In our Pentecost Sunday gospel, as noted in yesterday’s post, to the disciples gathered in the Upper Room on that first Easter evening Jesus first words were: “Peace be with you.” His second words were: “As the Father has sent me, so I send you.” His thirds words were “Receive the Holy Spirit.” What had been promised in many ways in John 13-17, is now fulfilled in the giving of the Spirit. It also marks a turning point in salvation history as a fulfillment of the prophets, not just that the Messiah would come, but that the Messiah would begin the eschaton, the final era when the Kingdom of God would become manifest – and the future become present.
It is the great promise of the prophet Ezekiel that rivers of living waters would flow from the new Temple, restoring the world. John 7:39 makes reference to this when Jesus emerges from the Temple: “Whoever believes in me, as scripture says: ‘Rivers of living water* will flow from within him.” But the gospel, at that point notes that Jesus “…said this in reference to the Spirit that those who came to believe in him were to receive. There was, of course, no Spirit yet, because Jesus had not yet been glorified.“
With his first encounter with the gathered disciples, Jesus breathes upon them – and the living water flow into the world via the Spirit. Jesus’ mission becomes theirs; his work is placed in their hands. And that mission, that work, is to manifest God who is love in their words and deeds. Through them now, enlivened by the Spirit, will the presence of God become known and seen and felt in the world.
Although the text does not use parakletos, there is unanimity among commentators that the Holy Spirit is that Advocate promised in the Farewell Discourse of the Fourth Gospel. The Farewell Discourse (John 13-17) had outlined the role the Advocate/Holy Spirit would play in relation to the disciples to empower them as witnesses. The Holy Spirit will:
- be recognized by the disciples (14:17)
- teach the disciples everything (14:26)
- guide the disciples along the way of all truth (16:13)
- take what belongs to the Jesus and declare it to the disciples (16:14)
- glorify Jesus (16:14)
- bear witness to Jesus in order that the disciples will also bear witness to Jesus (15:26-27)
- remind the disciples of all that Jesus told them (14:26)

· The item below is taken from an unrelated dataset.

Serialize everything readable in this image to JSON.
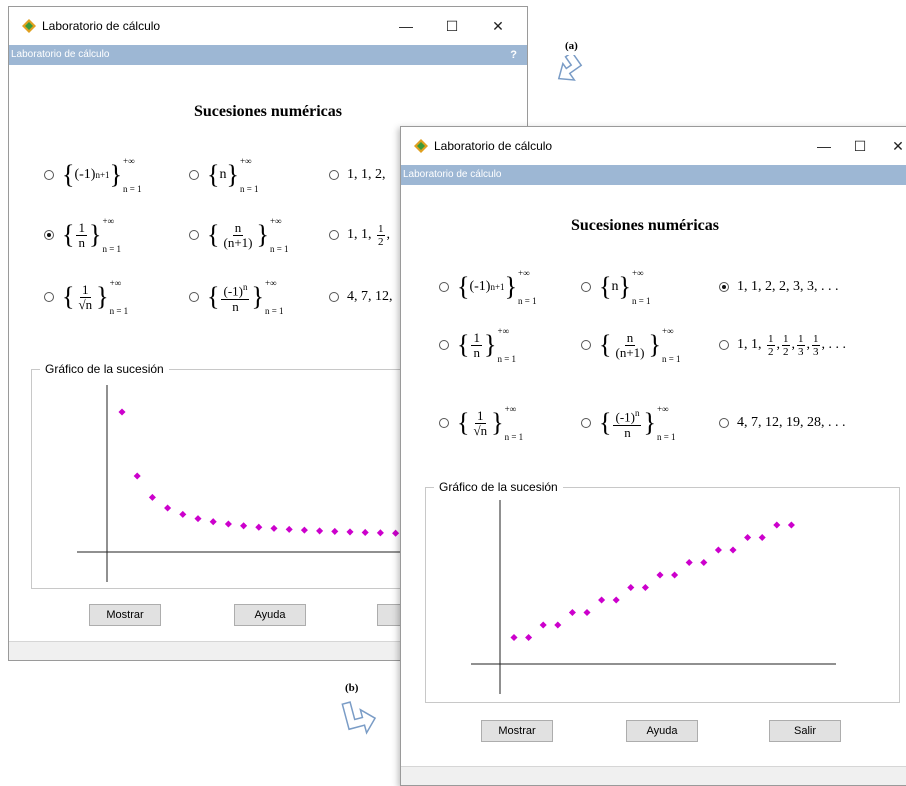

Fr. Raymond Brown, the great Johannine scholars, holds these promises in the parakletos describes that aspect of the Holy Spirit which is specifically concerned with witness so that a believer is assured of all the power needed to be witness. Brown makes a case that the full power of the Holy Spirit, the living water, began on the cross, where Jesus, manifesting the nature of God, which is love, delivers over the Spirit (19:30), symbolized immediately afterward by the flow of the sacramental symbols of blood and water. The Spirit is manifest in others ways not connected to the witness of the person/community – e.g. baptismal regeneration, sacramental forgiveness of sins, all the sacraments, and the many gifts of the Spirit that build up the community (1 Cor 12:3-12)
Thus Jesus’ words about sending his disciples as the Father sent him applied immediately to the apostles both with respect to Christian mission and to them in their specific roles/gifts within the church. It is in Baptism that all believers are privileged to share in this Mission in so far as they all are recipients of the Spirit whom he bequeathed to his disciples. With the particular enabling that Spirit provides, each plays a part in continuing the work and witness of Jesus.
And in this way, the living waters continue to flow and revitalize the world.